=== Section Start ===

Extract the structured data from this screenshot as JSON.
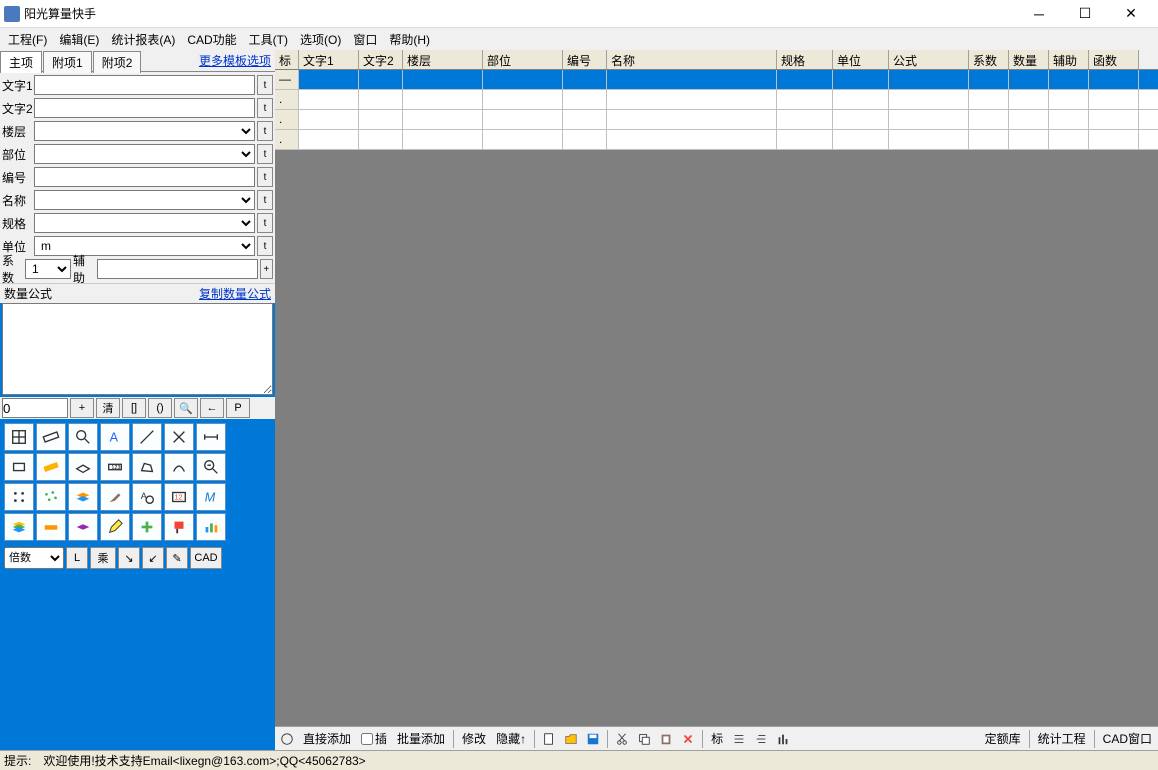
{
  "title": "阳光算量快手",
  "menu": [
    "工程(F)",
    "编辑(E)",
    "统计报表(A)",
    "CAD功能",
    "工具(T)",
    "选项(O)",
    "窗口",
    "帮助(H)"
  ],
  "tabs": [
    "主项",
    "附项1",
    "附项2"
  ],
  "tmpl_link": "更多模板选项",
  "form": {
    "text1_lbl": "文字1",
    "text1_val": "",
    "text2_lbl": "文字2",
    "text2_val": "",
    "floor_lbl": "楼层",
    "floor_val": "",
    "part_lbl": "部位",
    "part_val": "",
    "num_lbl": "编号",
    "num_val": "",
    "name_lbl": "名称",
    "name_val": "",
    "spec_lbl": "规格",
    "spec_val": "",
    "unit_lbl": "单位",
    "unit_val": "m",
    "coef_lbl": "系数",
    "coef_val": "1",
    "aux_lbl": "辅助",
    "aux_val": ""
  },
  "qty": {
    "hdr": "数量公式",
    "copy": "复制数量公式"
  },
  "calc": {
    "in": "0",
    "btns": [
      "+",
      "清",
      "[]",
      "()",
      "🔍",
      "←",
      "P"
    ]
  },
  "bot6": {
    "sel": "倍数",
    "btns": [
      "L",
      "乘",
      "↘",
      "↙",
      "✎",
      "CAD"
    ]
  },
  "tbtn": "t",
  "cols": [
    "标",
    "文字1",
    "文字2",
    "楼层",
    "部位",
    "编号",
    "名称",
    "规格",
    "单位",
    "公式",
    "系数",
    "数量",
    "辅助",
    "函数"
  ],
  "rows": [
    {
      "sel": true,
      "cells": [
        "—",
        "",
        "",
        "",
        "",
        "",
        "",
        "",
        "",
        "",
        "",
        "",
        "",
        ""
      ]
    },
    {
      "sel": false,
      "cells": [
        ".",
        "",
        "",
        "",
        "",
        "",
        "",
        "",
        "",
        "",
        "",
        "",
        "",
        ""
      ]
    },
    {
      "sel": false,
      "cells": [
        ".",
        "",
        "",
        "",
        "",
        "",
        "",
        "",
        "",
        "",
        "",
        "",
        "",
        ""
      ]
    },
    {
      "sel": false,
      "cells": [
        ".",
        "",
        "",
        "",
        "",
        "",
        "",
        "",
        "",
        "",
        "",
        "",
        "",
        ""
      ]
    }
  ],
  "rtb": {
    "add": "直接添加",
    "ins": "插",
    "batch": "批量添加",
    "mod": "修改",
    "hide": "隐藏↑",
    "label": "标",
    "right": [
      "定额库",
      "统计工程",
      "CAD窗口"
    ]
  },
  "status": {
    "lbl": "提示:",
    "msg": "欢迎使用!技术支持Email<lixegn@163.com>;QQ<45062783>"
  }
}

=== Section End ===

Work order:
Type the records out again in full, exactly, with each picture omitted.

Result for this exercise:
Extract the structured data from this screenshot as JSON.
{
  "title": "阳光算量快手",
  "menu": [
    "工程(F)",
    "编辑(E)",
    "统计报表(A)",
    "CAD功能",
    "工具(T)",
    "选项(O)",
    "窗口",
    "帮助(H)"
  ],
  "tabs": [
    "主项",
    "附项1",
    "附项2"
  ],
  "tmpl_link": "更多模板选项",
  "form": {
    "text1_lbl": "文字1",
    "text1_val": "",
    "text2_lbl": "文字2",
    "text2_val": "",
    "floor_lbl": "楼层",
    "floor_val": "",
    "part_lbl": "部位",
    "part_val": "",
    "num_lbl": "编号",
    "num_val": "",
    "name_lbl": "名称",
    "name_val": "",
    "spec_lbl": "规格",
    "spec_val": "",
    "unit_lbl": "单位",
    "unit_val": "m",
    "coef_lbl": "系数",
    "coef_val": "1",
    "aux_lbl": "辅助",
    "aux_val": ""
  },
  "qty": {
    "hdr": "数量公式",
    "copy": "复制数量公式"
  },
  "calc": {
    "in": "0",
    "btns": [
      "+",
      "清",
      "[]",
      "()",
      "🔍",
      "←",
      "P"
    ]
  },
  "bot6": {
    "sel": "倍数",
    "btns": [
      "L",
      "乘",
      "↘",
      "↙",
      "✎",
      "CAD"
    ]
  },
  "tbtn": "t",
  "cols": [
    "标",
    "文字1",
    "文字2",
    "楼层",
    "部位",
    "编号",
    "名称",
    "规格",
    "单位",
    "公式",
    "系数",
    "数量",
    "辅助",
    "函数"
  ],
  "rows": [
    {
      "sel": true,
      "cells": [
        "—",
        "",
        "",
        "",
        "",
        "",
        "",
        "",
        "",
        "",
        "",
        "",
        "",
        ""
      ]
    },
    {
      "sel": false,
      "cells": [
        ".",
        "",
        "",
        "",
        "",
        "",
        "",
        "",
        "",
        "",
        "",
        "",
        "",
        ""
      ]
    },
    {
      "sel": false,
      "cells": [
        ".",
        "",
        "",
        "",
        "",
        "",
        "",
        "",
        "",
        "",
        "",
        "",
        "",
        ""
      ]
    },
    {
      "sel": false,
      "cells": [
        ".",
        "",
        "",
        "",
        "",
        "",
        "",
        "",
        "",
        "",
        "",
        "",
        "",
        ""
      ]
    }
  ],
  "rtb": {
    "add": "直接添加",
    "ins": "插",
    "batch": "批量添加",
    "mod": "修改",
    "hide": "隐藏↑",
    "label": "标",
    "right": [
      "定额库",
      "统计工程",
      "CAD窗口"
    ]
  },
  "status": {
    "lbl": "提示:",
    "msg": "欢迎使用!技术支持Email<lixegn@163.com>;QQ<45062783>"
  }
}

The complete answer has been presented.